The four-term Connecticut senator, who came tantalizingly close to being Al Gore's vice president in 2000, not only has been campaigning for his pal, presumed Republican nominee John McCain, now he's publicly criticizing the Democrats' standard-bearer, Barack Obama. Lieberman has strayed before, most notably switching from Democrat to independent in 2006 to hold onto his Senate seat after a Democratic primary loss.
But the latest betrayal has upset Democrats, who often answer in clipped but polite tones when asked about Lieberman. The reason: The independent still caucuses with the Democrats on most issues except the Iraq war, and he holds their slim political majority in his hands.
"There's a commonly held hope that he's not going to be transformed into an attack dog for Republicans," said Sen. John Kerry, D-Mass., an Obama supporter. (CT Bob: Don't hold you're breath, John!)
Lieberman has wasted no time in questioning Obama's positions on Iran and Israel, two topics on which Lieberman and McCain agree.

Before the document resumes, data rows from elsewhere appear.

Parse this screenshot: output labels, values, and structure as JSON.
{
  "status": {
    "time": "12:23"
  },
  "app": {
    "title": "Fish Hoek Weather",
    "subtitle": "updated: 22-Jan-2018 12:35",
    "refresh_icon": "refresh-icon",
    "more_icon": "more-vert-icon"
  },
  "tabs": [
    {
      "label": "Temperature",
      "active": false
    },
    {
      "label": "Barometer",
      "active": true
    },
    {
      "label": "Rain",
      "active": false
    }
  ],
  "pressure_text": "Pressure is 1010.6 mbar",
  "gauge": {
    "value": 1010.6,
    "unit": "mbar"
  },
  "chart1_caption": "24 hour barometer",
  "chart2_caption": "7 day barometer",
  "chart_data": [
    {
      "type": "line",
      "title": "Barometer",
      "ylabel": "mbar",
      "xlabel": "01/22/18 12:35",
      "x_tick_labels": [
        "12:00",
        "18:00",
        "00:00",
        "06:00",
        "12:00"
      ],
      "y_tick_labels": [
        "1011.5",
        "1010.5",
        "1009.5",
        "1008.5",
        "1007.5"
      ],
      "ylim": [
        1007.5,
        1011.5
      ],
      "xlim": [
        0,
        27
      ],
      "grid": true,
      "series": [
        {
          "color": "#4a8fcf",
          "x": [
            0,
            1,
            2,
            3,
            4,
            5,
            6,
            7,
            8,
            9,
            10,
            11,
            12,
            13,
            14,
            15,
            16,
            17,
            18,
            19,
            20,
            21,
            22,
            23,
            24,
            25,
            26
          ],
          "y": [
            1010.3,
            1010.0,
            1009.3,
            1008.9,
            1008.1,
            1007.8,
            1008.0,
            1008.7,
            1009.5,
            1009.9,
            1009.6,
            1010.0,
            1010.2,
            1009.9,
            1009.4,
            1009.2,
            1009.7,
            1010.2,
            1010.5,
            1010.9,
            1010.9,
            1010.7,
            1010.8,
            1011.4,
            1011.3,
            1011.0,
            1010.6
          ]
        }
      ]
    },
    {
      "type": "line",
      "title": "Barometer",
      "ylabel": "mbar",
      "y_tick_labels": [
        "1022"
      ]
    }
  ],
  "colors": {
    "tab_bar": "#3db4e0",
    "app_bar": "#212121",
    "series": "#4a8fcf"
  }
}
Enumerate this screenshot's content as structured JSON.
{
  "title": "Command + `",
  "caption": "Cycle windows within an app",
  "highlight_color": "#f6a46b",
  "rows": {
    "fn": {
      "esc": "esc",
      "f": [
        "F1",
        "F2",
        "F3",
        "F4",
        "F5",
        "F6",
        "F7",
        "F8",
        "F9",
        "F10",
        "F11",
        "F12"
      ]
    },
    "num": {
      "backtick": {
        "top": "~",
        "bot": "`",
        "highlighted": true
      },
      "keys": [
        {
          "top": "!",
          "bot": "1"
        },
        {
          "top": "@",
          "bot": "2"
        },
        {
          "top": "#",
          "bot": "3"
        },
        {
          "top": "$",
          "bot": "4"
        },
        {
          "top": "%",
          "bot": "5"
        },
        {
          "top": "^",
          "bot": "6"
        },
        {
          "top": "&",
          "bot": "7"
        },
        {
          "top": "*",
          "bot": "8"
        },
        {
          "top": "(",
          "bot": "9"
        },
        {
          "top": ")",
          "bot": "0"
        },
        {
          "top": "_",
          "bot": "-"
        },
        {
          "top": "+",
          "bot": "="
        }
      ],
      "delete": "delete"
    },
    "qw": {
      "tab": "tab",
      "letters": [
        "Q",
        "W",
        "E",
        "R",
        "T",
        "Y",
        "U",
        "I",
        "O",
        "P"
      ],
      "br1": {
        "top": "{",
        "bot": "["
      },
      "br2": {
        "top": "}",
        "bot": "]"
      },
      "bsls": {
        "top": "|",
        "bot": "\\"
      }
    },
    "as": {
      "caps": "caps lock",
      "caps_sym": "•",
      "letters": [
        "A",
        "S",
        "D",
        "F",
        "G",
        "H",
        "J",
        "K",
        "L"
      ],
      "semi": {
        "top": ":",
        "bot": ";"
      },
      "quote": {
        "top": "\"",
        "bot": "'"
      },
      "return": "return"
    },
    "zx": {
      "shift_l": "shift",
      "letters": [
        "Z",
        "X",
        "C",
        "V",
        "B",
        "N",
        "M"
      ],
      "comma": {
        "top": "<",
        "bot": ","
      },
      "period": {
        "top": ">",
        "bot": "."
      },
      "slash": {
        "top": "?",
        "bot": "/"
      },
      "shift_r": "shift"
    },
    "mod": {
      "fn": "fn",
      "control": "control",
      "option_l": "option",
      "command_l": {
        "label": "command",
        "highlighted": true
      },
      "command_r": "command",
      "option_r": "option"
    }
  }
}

Just one day after Obama clinched his party's nomination, Lieberman joined Republicans on a McCain campaign teleconference call assailing Obama following his foreign policy address to a leading Jewish group.
Lieberman accused Obama of blaming U.S. policies for "essentially sort of strengthening" Iran.
Does the thought ever occur to him that he should have quietly retired in 2006 and allowed a younger and more idealistic generation assume the helm? He could have become a respected professor, or an MSNBC pundit, or even a highly successful lobbyist for Israel, and done so without wrecking his place in history.
Instead, after this year's election, Joe Lieberman will be remembered mostly as an angry, pathetic, impotent little man; known best for selling out every deeply held belief in order to win.
In that respect, he's perfect for John McCain.